| EXERCISE GOAL |
Give, as a bare number, the count of lines below that contain "legend".

-.-.-

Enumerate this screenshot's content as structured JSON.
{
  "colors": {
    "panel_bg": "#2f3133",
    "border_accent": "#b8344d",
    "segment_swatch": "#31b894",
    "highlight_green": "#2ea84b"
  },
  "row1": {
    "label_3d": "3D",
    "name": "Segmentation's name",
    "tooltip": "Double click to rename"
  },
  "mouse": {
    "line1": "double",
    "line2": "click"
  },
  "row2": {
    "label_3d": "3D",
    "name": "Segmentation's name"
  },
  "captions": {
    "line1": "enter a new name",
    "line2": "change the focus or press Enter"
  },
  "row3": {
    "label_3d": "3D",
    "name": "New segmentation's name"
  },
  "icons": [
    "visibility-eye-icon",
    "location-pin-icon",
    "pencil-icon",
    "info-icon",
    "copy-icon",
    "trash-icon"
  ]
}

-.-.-

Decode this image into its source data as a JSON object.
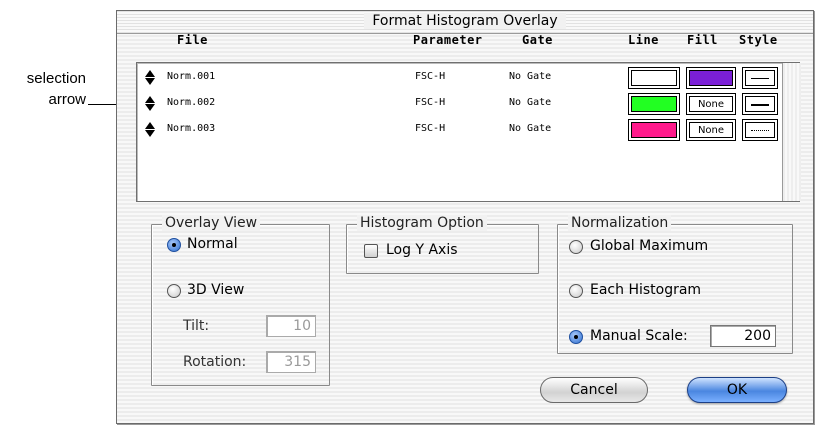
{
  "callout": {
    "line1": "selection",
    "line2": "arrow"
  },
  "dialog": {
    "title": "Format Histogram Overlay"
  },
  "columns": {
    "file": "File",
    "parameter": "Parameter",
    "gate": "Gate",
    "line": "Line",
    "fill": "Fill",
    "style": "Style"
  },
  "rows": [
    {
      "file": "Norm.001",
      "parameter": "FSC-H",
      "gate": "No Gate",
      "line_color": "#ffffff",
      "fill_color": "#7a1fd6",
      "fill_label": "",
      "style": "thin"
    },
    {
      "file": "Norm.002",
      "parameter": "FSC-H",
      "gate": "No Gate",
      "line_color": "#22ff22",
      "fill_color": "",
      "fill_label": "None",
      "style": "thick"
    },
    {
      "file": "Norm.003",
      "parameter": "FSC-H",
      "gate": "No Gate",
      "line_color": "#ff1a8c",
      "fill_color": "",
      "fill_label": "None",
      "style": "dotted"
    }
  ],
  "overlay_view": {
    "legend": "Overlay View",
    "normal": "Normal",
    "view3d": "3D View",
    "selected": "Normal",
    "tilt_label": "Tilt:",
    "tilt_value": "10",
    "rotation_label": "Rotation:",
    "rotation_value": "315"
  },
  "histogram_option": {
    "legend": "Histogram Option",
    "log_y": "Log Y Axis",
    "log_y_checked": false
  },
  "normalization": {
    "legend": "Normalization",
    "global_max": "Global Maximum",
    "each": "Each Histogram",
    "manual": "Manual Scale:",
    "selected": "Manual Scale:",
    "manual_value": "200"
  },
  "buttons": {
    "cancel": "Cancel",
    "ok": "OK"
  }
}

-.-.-

| OUTPUT FOR THIS TASK |
3